Justice Ginsberg is currently undergoing treatment for a recurrence of cancer. If you are so inclined, it is traditional in Judaism to recite a “misheberach,” a special prayer for the complete recovery of those who are ill. You can find the text and translation of the misheberach as well as some beautiful musical versions here. Justice Ginsberg’s Hebrew name is Yitta Ruchel bat Tzirel Leah. We wish her a speedy and complete recovery.

August 12, 1948: The first diplomatic envoy of the United States arrives in Israel

America was the first nation in the world to formally recognize the new State of Israel when it declared its independence on May 14, 1948. On August 12, 1948, just under three months later, the U.S. State Department sent its first diplomatic envoy to Israel - Special Representative James G. McDonald. The Jewish Telegraphic Agency’s Daily Bulletin reported that McDonald was “loudly cheered by a large crowd” who came out to greet him. When a reporter asked him if he had brought any message from President Truman, McDonald replied, “In a way, I am the message.” McDonald meant that the very fact that America had sent a diplomatic envoy to Israel so soon after the nation’s founding was a statement of President Truman and America’s strong support for the nascent State. In February 1949, McDonald’s position was upgraded to full ambassador and he continued to serve as the first U.S. Ambassador to Israel until 1951. McDonald was a staunch and proud supporter of Israel. He supported recognition of Israeli control over Jerusalem, a step the U.S. government refused to take. He also lobbied the State Department in support of Israel’s acceptance into the United Nations. When McDonald published his memoir about his time as ambassador, My Mission in Israel. 1948–1951, he had a complimentary copy sent to every rabbi in the United States! McDonald’s storied time as ambassador set the stage for decades of close diplomatic ties between America and Israel.


For Shabbat Table Discussion: Seth Rogen’s Interview with Marc Maron

On July 27th, comedian Marc Maron hosted Canadian Jewish comedian and actor Seth Rogen on his popular podcast, WTF. What was meant to be an opportunity for Rogen to discuss his new film “An American Pickle” turned out to be a wide-ranging conversation between the two men about their Jewish upbringings, Jewish identities, and feelings about Israel. Rogen criticized his Israel education, which he said contained “a huge amount of lies” and questioned why it was a good idea for Jews to be gathered in one country. His comments caused enormous controversy in the Jewish community. If you didn’t listen to the podcast, you can do so here. (Warning: the language is not, shall we say, “family friendly.”) Read some of the reactions in the Jewish press here, here, and here. Rogen defended many of his comments about his Israel education, but apologized for insinuating that Israel should not exist.
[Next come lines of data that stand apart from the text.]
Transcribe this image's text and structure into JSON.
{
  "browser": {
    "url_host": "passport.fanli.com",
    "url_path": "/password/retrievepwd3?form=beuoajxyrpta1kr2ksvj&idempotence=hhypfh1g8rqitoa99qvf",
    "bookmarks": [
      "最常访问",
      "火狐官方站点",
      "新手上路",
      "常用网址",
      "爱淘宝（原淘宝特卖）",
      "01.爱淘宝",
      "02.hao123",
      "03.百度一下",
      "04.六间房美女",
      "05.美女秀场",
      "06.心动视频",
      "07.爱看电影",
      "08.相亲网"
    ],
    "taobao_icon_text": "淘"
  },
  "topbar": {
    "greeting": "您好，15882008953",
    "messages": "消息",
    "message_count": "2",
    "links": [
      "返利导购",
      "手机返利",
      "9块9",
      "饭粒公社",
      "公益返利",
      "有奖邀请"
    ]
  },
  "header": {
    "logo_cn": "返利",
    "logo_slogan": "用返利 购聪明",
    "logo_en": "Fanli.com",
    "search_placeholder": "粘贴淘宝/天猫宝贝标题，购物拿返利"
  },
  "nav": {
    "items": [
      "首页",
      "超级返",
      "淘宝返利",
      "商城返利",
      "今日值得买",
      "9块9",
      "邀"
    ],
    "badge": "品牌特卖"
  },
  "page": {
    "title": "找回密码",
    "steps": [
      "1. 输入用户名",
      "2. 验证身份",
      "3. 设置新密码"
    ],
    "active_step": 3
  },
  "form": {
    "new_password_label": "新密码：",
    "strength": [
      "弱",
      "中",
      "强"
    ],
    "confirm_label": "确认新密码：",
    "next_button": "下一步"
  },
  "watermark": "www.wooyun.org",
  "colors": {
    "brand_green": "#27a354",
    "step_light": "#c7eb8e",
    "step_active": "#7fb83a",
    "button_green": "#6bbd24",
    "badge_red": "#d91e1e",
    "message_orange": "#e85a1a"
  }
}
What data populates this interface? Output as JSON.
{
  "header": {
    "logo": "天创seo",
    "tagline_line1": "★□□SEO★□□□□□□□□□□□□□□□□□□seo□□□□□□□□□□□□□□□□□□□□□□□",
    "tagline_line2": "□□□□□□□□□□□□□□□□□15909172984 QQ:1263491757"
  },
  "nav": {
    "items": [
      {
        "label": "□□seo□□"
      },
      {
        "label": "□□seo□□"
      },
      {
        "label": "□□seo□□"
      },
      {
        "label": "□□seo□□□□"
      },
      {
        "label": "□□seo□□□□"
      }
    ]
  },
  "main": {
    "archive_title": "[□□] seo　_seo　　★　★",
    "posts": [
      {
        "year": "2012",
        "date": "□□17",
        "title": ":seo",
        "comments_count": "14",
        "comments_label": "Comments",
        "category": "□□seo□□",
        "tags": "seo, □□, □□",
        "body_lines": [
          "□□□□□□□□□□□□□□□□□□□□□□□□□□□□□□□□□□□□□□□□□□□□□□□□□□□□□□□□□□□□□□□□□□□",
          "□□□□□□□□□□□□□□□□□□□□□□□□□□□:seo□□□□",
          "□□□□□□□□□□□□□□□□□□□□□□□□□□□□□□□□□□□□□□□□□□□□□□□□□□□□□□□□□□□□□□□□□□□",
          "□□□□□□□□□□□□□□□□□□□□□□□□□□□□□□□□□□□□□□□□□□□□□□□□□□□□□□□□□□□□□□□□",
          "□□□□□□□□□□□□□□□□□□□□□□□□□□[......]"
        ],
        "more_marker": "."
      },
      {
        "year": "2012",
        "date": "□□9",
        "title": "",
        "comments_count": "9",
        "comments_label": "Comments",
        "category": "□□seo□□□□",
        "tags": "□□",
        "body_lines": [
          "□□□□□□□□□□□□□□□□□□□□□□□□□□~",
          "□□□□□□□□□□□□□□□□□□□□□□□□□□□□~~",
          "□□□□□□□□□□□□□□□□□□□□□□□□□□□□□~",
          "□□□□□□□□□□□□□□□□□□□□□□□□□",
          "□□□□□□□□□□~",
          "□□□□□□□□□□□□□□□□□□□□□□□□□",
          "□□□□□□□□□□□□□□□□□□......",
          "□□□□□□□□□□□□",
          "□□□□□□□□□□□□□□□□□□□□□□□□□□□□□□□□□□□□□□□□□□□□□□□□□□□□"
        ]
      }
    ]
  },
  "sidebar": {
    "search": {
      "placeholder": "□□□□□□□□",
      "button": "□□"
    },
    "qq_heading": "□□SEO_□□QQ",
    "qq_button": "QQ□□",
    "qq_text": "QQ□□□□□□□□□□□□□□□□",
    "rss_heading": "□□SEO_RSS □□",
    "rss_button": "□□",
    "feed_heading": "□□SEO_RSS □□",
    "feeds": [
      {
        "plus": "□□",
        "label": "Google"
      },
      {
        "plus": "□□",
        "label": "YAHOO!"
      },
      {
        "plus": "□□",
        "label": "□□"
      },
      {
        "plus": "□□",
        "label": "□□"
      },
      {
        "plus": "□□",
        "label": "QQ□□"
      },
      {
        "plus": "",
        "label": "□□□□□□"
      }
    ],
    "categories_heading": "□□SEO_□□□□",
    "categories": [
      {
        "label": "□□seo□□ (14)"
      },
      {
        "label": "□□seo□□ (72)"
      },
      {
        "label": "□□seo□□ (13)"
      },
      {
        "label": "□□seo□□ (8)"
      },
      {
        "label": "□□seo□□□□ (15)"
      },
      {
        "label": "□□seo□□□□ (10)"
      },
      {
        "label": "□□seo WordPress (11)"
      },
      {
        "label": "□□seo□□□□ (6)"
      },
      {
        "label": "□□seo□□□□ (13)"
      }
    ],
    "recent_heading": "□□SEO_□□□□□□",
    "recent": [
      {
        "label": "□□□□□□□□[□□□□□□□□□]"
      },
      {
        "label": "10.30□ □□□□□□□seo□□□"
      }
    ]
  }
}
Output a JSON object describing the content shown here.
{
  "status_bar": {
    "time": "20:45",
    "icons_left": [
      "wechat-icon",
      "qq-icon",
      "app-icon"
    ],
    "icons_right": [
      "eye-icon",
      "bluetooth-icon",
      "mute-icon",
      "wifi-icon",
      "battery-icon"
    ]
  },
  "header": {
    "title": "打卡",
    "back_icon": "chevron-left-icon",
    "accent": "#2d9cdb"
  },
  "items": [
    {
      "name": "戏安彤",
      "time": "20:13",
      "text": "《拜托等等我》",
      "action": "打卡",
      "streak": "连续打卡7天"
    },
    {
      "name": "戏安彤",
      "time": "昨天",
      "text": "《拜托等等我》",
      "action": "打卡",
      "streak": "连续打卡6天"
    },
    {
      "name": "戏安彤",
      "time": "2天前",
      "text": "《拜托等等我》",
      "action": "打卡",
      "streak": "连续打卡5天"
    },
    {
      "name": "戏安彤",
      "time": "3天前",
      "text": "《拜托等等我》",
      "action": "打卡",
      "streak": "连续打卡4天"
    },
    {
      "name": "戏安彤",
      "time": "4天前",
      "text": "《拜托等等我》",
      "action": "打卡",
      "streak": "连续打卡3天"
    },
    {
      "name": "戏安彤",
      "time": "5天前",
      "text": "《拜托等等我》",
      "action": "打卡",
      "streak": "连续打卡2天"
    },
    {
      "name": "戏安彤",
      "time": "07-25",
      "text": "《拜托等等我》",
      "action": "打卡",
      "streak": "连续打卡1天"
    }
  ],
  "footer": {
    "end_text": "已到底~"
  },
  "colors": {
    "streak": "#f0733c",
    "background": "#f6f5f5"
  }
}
Questions for discussion at your table:

  • Does it matter what a Jewish actor and comedian says about Israel? If not, why do you think the Jewish world got so riled up about this interview?
  • Do you think the education you got about Israel was fair? Do you think you know enough about Israel? What else do you want to know?
  • At the end of the interview, Rogen says to Maron, ““We don’t believe in this @#$% but it’s all we can [bleep]ing talk about.” Why do you think Rogen and Maron got so involved with talking about their Jewish identities if they claim not to believe in Judaism? 

For resources for learning more about AJC’s Israel advocacy and for gaining a more nuanced understanding of Israeli politics and society, visit the Israel resources on AJC’s website. We particularly recommend watching the excellent Advocacy Anywhere programs about Israel, especially Dr. Shaw Frank’s recent conversation with author and thinker Dr. Daniel Gordis on the two-state solution. 

Did you know that AJC runs an award-winning teen leadership program called LFT (Leaders For Tomorrow) which can give your high schooler a grounding in nuanced and thoughtful Israel advocacy? For more information, click here.

Shabbat shalom!

שבת שלום!